◆ Problem to work on
Go through the records and give each one again exactly, omitting the images.
------ Extracted information ------
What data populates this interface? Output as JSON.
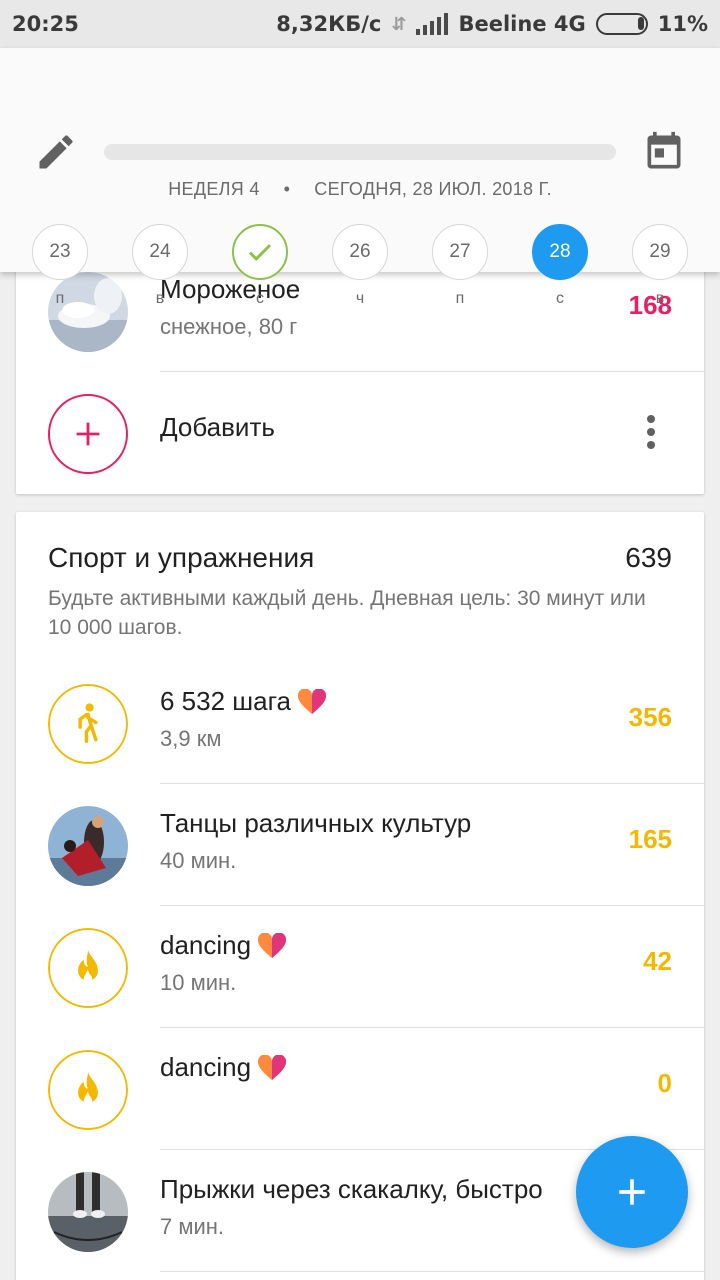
{
  "status_bar": {
    "time": "20:25",
    "speed": "8,32КБ/с",
    "carrier": "Beeline 4G",
    "battery": "11%"
  },
  "header": {
    "week_label": "НЕДЕЛЯ 4",
    "separator": "•",
    "today_label": "СЕГОДНЯ, 28 ИЮЛ. 2018 Г.",
    "days": [
      {
        "num": "23",
        "letter": "п",
        "state": "normal"
      },
      {
        "num": "24",
        "letter": "в",
        "state": "normal"
      },
      {
        "num": "",
        "letter": "с",
        "state": "done"
      },
      {
        "num": "26",
        "letter": "ч",
        "state": "normal"
      },
      {
        "num": "27",
        "letter": "п",
        "state": "normal"
      },
      {
        "num": "28",
        "letter": "с",
        "state": "today"
      },
      {
        "num": "29",
        "letter": "в",
        "state": "normal"
      }
    ]
  },
  "food_card": {
    "item": {
      "title": "Мороженое",
      "sub": "снежное, 80 г",
      "kcal": "168"
    },
    "add_label": "Добавить"
  },
  "sport_card": {
    "title": "Спорт и упражнения",
    "kcal": "639",
    "description": "Будьте активными каждый день. Дневная цель: 30 минут или 10 000 шагов.",
    "items": [
      {
        "title": "6 532 шага",
        "sub": "3,9 км",
        "kcal": "356"
      },
      {
        "title": "Танцы различных культур",
        "sub": "40 мин.",
        "kcal": "165"
      },
      {
        "title": "dancing",
        "sub": "10 мин.",
        "kcal": "42"
      },
      {
        "title": "dancing",
        "sub": "",
        "kcal": "0"
      },
      {
        "title": "Прыжки через скакалку, быстро",
        "sub": "7 мин.",
        "kcal": ""
      }
    ]
  },
  "colors": {
    "accent": "#1e9bf0",
    "food_kcal": "#e91e63",
    "sport_kcal": "#f5b800",
    "done_green": "#8bc34a"
  }
}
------
◆ The completed task
What data populates this interface? Output as JSON.
{
  "status_bar": {
    "time": "20:25",
    "speed": "8,32КБ/с",
    "carrier": "Beeline 4G",
    "battery": "11%"
  },
  "header": {
    "week_label": "НЕДЕЛЯ 4",
    "separator": "•",
    "today_label": "СЕГОДНЯ, 28 ИЮЛ. 2018 Г.",
    "days": [
      {
        "num": "23",
        "letter": "п",
        "state": "normal"
      },
      {
        "num": "24",
        "letter": "в",
        "state": "normal"
      },
      {
        "num": "",
        "letter": "с",
        "state": "done"
      },
      {
        "num": "26",
        "letter": "ч",
        "state": "normal"
      },
      {
        "num": "27",
        "letter": "п",
        "state": "normal"
      },
      {
        "num": "28",
        "letter": "с",
        "state": "today"
      },
      {
        "num": "29",
        "letter": "в",
        "state": "normal"
      }
    ]
  },
  "food_card": {
    "item": {
      "title": "Мороженое",
      "sub": "снежное, 80 г",
      "kcal": "168"
    },
    "add_label": "Добавить"
  },
  "sport_card": {
    "title": "Спорт и упражнения",
    "kcal": "639",
    "description": "Будьте активными каждый день. Дневная цель: 30 минут или 10 000 шагов.",
    "items": [
      {
        "title": "6 532 шага",
        "sub": "3,9 км",
        "kcal": "356"
      },
      {
        "title": "Танцы различных культур",
        "sub": "40 мин.",
        "kcal": "165"
      },
      {
        "title": "dancing",
        "sub": "10 мин.",
        "kcal": "42"
      },
      {
        "title": "dancing",
        "sub": "",
        "kcal": "0"
      },
      {
        "title": "Прыжки через скакалку, быстро",
        "sub": "7 мин.",
        "kcal": ""
      }
    ]
  },
  "colors": {
    "accent": "#1e9bf0",
    "food_kcal": "#e91e63",
    "sport_kcal": "#f5b800",
    "done_green": "#8bc34a"
  }
}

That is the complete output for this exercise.